--- Supplied data ---
--- START ---

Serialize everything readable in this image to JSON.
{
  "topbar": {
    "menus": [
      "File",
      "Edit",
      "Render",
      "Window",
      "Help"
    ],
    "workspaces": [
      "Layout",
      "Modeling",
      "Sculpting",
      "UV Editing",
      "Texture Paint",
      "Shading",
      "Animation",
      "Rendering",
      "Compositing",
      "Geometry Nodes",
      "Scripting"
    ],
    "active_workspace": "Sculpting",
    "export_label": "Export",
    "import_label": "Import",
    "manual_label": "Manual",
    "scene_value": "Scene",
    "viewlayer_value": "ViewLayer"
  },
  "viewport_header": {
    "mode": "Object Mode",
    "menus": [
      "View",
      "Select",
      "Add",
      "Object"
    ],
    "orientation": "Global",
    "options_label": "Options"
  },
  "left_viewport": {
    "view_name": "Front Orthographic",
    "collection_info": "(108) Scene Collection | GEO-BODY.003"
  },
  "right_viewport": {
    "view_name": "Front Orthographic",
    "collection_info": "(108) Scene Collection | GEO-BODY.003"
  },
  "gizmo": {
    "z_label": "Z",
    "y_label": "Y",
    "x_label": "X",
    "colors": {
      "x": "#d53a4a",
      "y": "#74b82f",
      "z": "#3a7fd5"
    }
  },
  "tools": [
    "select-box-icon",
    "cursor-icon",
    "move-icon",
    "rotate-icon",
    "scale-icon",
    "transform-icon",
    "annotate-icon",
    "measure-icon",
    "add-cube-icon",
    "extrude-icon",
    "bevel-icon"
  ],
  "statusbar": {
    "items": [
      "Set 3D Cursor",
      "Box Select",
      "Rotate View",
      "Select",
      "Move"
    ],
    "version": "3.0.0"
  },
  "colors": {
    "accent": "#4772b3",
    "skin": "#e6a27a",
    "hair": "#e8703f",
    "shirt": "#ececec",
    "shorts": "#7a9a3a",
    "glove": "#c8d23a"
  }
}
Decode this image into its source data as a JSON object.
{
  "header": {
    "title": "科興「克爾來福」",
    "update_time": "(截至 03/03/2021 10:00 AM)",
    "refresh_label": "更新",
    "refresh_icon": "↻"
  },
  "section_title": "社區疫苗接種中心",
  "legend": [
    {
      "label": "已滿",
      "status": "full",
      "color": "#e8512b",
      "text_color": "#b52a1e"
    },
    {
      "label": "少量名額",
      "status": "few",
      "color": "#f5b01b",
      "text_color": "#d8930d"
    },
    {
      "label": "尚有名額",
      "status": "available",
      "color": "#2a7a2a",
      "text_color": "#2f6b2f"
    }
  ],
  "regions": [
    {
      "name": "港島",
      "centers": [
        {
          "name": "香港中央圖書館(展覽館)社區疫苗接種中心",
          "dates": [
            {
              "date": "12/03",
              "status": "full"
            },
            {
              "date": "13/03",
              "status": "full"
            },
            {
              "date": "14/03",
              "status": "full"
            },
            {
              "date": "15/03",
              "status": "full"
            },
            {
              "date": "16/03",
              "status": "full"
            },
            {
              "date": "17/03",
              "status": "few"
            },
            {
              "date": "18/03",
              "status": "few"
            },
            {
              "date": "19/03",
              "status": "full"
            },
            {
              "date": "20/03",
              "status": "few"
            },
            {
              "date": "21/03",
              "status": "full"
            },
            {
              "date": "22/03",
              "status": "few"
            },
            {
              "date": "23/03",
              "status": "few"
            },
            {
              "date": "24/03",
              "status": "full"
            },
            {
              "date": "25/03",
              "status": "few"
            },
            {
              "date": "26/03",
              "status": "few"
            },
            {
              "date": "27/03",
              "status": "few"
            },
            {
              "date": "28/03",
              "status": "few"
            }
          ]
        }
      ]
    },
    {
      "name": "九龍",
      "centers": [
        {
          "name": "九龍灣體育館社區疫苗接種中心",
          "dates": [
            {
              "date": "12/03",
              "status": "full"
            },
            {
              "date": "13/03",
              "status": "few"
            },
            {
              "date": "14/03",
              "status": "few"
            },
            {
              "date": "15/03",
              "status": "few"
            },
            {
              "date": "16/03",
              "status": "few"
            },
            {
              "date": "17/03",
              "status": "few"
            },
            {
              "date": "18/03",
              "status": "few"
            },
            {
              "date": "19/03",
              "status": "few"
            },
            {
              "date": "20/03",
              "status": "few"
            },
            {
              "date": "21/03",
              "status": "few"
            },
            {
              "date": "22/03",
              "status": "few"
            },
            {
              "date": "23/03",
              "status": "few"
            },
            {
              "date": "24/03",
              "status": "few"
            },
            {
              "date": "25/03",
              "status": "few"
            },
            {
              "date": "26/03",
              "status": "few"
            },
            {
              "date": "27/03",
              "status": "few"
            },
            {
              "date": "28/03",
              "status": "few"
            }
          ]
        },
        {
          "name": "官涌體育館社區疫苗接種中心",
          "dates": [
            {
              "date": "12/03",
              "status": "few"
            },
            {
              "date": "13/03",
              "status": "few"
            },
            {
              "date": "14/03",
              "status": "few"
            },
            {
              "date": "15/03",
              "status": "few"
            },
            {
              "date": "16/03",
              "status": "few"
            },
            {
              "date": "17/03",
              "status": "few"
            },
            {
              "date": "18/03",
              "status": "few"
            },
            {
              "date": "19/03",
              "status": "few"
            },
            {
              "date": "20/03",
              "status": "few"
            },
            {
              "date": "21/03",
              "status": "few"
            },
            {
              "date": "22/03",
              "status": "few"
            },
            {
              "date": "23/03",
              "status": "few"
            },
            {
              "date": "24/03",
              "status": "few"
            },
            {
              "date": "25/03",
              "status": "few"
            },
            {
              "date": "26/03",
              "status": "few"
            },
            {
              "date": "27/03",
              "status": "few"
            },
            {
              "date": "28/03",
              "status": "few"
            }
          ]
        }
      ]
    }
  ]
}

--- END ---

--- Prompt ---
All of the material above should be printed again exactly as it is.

--- Solution ---
Serialize everything readable in this image to JSON.
{
  "topbar": {
    "menus": [
      "File",
      "Edit",
      "Render",
      "Window",
      "Help"
    ],
    "workspaces": [
      "Layout",
      "Modeling",
      "Sculpting",
      "UV Editing",
      "Texture Paint",
      "Shading",
      "Animation",
      "Rendering",
      "Compositing",
      "Geometry Nodes",
      "Scripting"
    ],
    "active_workspace": "Sculpting",
    "export_label": "Export",
    "import_label": "Import",
    "manual_label": "Manual",
    "scene_value": "Scene",
    "viewlayer_value": "ViewLayer"
  },
  "viewport_header": {
    "mode": "Object Mode",
    "menus": [
      "View",
      "Select",
      "Add",
      "Object"
    ],
    "orientation": "Global",
    "options_label": "Options"
  },
  "left_viewport": {
    "view_name": "Front Orthographic",
    "collection_info": "(108) Scene Collection | GEO-BODY.003"
  },
  "right_viewport": {
    "view_name": "Front Orthographic",
    "collection_info": "(108) Scene Collection | GEO-BODY.003"
  },
  "gizmo": {
    "z_label": "Z",
    "y_label": "Y",
    "x_label": "X",
    "colors": {
      "x": "#d53a4a",
      "y": "#74b82f",
      "z": "#3a7fd5"
    }
  },
  "tools": [
    "select-box-icon",
    "cursor-icon",
    "move-icon",
    "rotate-icon",
    "scale-icon",
    "transform-icon",
    "annotate-icon",
    "measure-icon",
    "add-cube-icon",
    "extrude-icon",
    "bevel-icon"
  ],
  "statusbar": {
    "items": [
      "Set 3D Cursor",
      "Box Select",
      "Rotate View",
      "Select",
      "Move"
    ],
    "version": "3.0.0"
  },
  "colors": {
    "accent": "#4772b3",
    "skin": "#e6a27a",
    "hair": "#e8703f",
    "shirt": "#ececec",
    "shorts": "#7a9a3a",
    "glove": "#c8d23a"
  }
}
Decode this image into its source data as a JSON object.
{
  "header": {
    "title": "科興「克爾來福」",
    "update_time": "(截至 03/03/2021 10:00 AM)",
    "refresh_label": "更新",
    "refresh_icon": "↻"
  },
  "section_title": "社區疫苗接種中心",
  "legend": [
    {
      "label": "已滿",
      "status": "full",
      "color": "#e8512b",
      "text_color": "#b52a1e"
    },
    {
      "label": "少量名額",
      "status": "few",
      "color": "#f5b01b",
      "text_color": "#d8930d"
    },
    {
      "label": "尚有名額",
      "status": "available",
      "color": "#2a7a2a",
      "text_color": "#2f6b2f"
    }
  ],
  "regions": [
    {
      "name": "港島",
      "centers": [
        {
          "name": "香港中央圖書館(展覽館)社區疫苗接種中心",
          "dates": [
            {
              "date": "12/03",
              "status": "full"
            },
            {
              "date": "13/03",
              "status": "full"
            },
            {
              "date": "14/03",
              "status": "full"
            },
            {
              "date": "15/03",
              "status": "full"
            },
            {
              "date": "16/03",
              "status": "full"
            },
            {
              "date": "17/03",
              "status": "few"
            },
            {
              "date": "18/03",
              "status": "few"
            },
            {
              "date": "19/03",
              "status": "full"
            },
            {
              "date": "20/03",
              "status": "few"
            },
            {
              "date": "21/03",
              "status": "full"
            },
            {
              "date": "22/03",
              "status": "few"
            },
            {
              "date": "23/03",
              "status": "few"
            },
            {
              "date": "24/03",
              "status": "full"
            },
            {
              "date": "25/03",
              "status": "few"
            },
            {
              "date": "26/03",
              "status": "few"
            },
            {
              "date": "27/03",
              "status": "few"
            },
            {
              "date": "28/03",
              "status": "few"
            }
          ]
        }
      ]
    },
    {
      "name": "九龍",
      "centers": [
        {
          "name": "九龍灣體育館社區疫苗接種中心",
          "dates": [
            {
              "date": "12/03",
              "status": "full"
            },
            {
              "date": "13/03",
              "status": "few"
            },
            {
              "date": "14/03",
              "status": "few"
            },
            {
              "date": "15/03",
              "status": "few"
            },
            {
              "date": "16/03",
              "status": "few"
            },
            {
              "date": "17/03",
              "status": "few"
            },
            {
              "date": "18/03",
              "status": "few"
            },
            {
              "date": "19/03",
              "status": "few"
            },
            {
              "date": "20/03",
              "status": "few"
            },
            {
              "date": "21/03",
              "status": "few"
            },
            {
              "date": "22/03",
              "status": "few"
            },
            {
              "date": "23/03",
              "status": "few"
            },
            {
              "date": "24/03",
              "status": "few"
            },
            {
              "date": "25/03",
              "status": "few"
            },
            {
              "date": "26/03",
              "status": "few"
            },
            {
              "date": "27/03",
              "status": "few"
            },
            {
              "date": "28/03",
              "status": "few"
            }
          ]
        },
        {
          "name": "官涌體育館社區疫苗接種中心",
          "dates": [
            {
              "date": "12/03",
              "status": "few"
            },
            {
              "date": "13/03",
              "status": "few"
            },
            {
              "date": "14/03",
              "status": "few"
            },
            {
              "date": "15/03",
              "status": "few"
            },
            {
              "date": "16/03",
              "status": "few"
            },
            {
              "date": "17/03",
              "status": "few"
            },
            {
              "date": "18/03",
              "status": "few"
            },
            {
              "date": "19/03",
              "status": "few"
            },
            {
              "date": "20/03",
              "status": "few"
            },
            {
              "date": "21/03",
              "status": "few"
            },
            {
              "date": "22/03",
              "status": "few"
            },
            {
              "date": "23/03",
              "status": "few"
            },
            {
              "date": "24/03",
              "status": "few"
            },
            {
              "date": "25/03",
              "status": "few"
            },
            {
              "date": "26/03",
              "status": "few"
            },
            {
              "date": "27/03",
              "status": "few"
            },
            {
              "date": "28/03",
              "status": "few"
            }
          ]
        }
      ]
    }
  ]
}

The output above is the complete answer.